At this point, Amundsen was hoping to use a bit of surprise and speed on his rival Scott, who had set out for the Antarctic earlier, but due to a series of set backs, hadn’t arrived on the continent yet. In fact, Scott didn’t even realize he was in a race with Amundsen until the Norwegian sent him a telegram saying simply: “Beg to inform you Fram proceeding Antarctic — Amundsen,” which arrived after the Brit has already set sail himself.

The Fram was Amundsen ship of course, and he had departed Oslo in June of 1910, first arriving in the Antarctic in January of 1911. From there, he and his team used their time to build supply depots and recon their route in preparation for a serious attempt on the Pole.

Their first attempt came in September of 1911, with Amundsen and his squad setting out on the 8th of that month. But generally poor weather and extremely cold temperatures forced a retreat, and the team returned to the Fram until the 19th of October, when they would make a second attempt.

By this point in his career, Amundsen had spent quite a great deal of time in the Arctic, where he had explored the Northeast Passage and learned a lot from the indigenous people that live there. From them, he learned to use seal skins for warm and sled dogs for travel, both of which would serve him, and his men, well on their way to the South Pole.

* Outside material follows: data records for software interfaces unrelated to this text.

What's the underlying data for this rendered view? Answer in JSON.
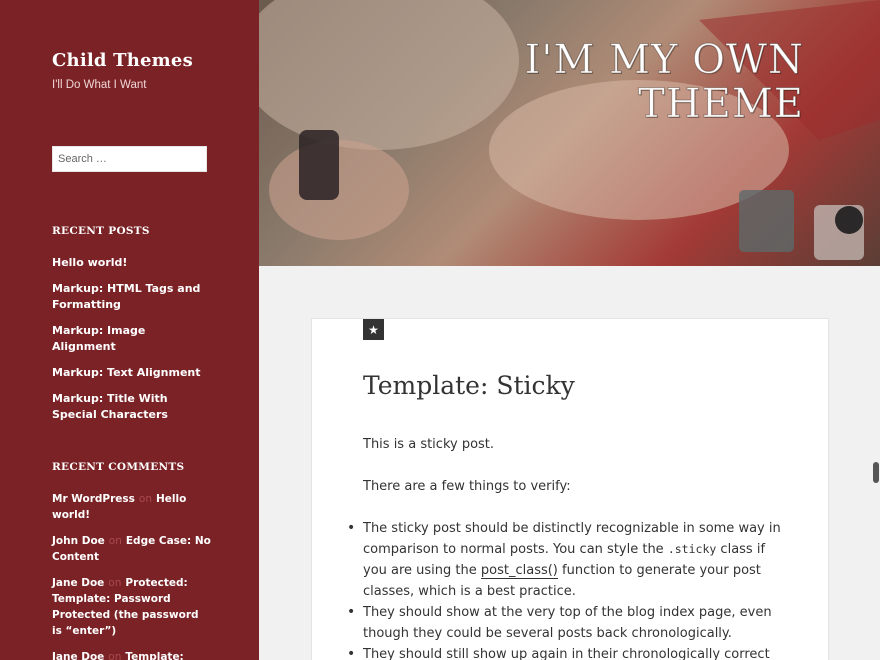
{
  "site": {
    "title": "Child Themes",
    "tagline": "I'll Do What I Want"
  },
  "search": {
    "placeholder": "Search …"
  },
  "recent_posts": {
    "heading": "RECENT POSTS",
    "items": [
      {
        "label": "Hello world!"
      },
      {
        "label": "Markup: HTML Tags and Formatting"
      },
      {
        "label": "Markup: Image Alignment"
      },
      {
        "label": "Markup: Text Alignment"
      },
      {
        "label": "Markup: Title With Special Characters"
      }
    ]
  },
  "recent_comments": {
    "heading": "RECENT COMMENTS",
    "on_word": "on",
    "items": [
      {
        "author": "Mr WordPress",
        "target": "Hello world!"
      },
      {
        "author": "John Doe",
        "target": "Edge Case: No Content"
      },
      {
        "author": "Jane Doe",
        "target": "Protected: Template: Password Protected (the password is “enter”)"
      },
      {
        "author": "Jane Doe",
        "target": "Template: Comments"
      }
    ]
  },
  "header": {
    "title_line1": "I'M MY OWN",
    "title_line2": "THEME"
  },
  "post": {
    "sticky_icon": "star-icon",
    "title": "Template: Sticky",
    "intro": "This is a sticky post.",
    "verify": "There are a few things to verify:",
    "bullets": [
      {
        "pre": "The sticky post should be distinctly recognizable in some way in comparison to normal posts. You can style the ",
        "code": ".sticky",
        "mid": " class if you are using the ",
        "link": "post_class()",
        "post": " function to generate your post classes, which is a best practice."
      },
      {
        "text": "They should show at the very top of the blog index page, even though they could be several posts back chronologically."
      },
      {
        "text": "They should still show up again in their chronologically correct"
      }
    ]
  },
  "colors": {
    "sidebar_bg": "#7a2225",
    "content_bg": "#ffffff",
    "page_bg": "#f1f1f1",
    "text": "#333333"
  }
}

This is just the start of the story of course and there is plenty more to come. I’ll continue to unravel the tale over the days and weeks ahead, as it is both a heroic and tragic one.

Kraig Becker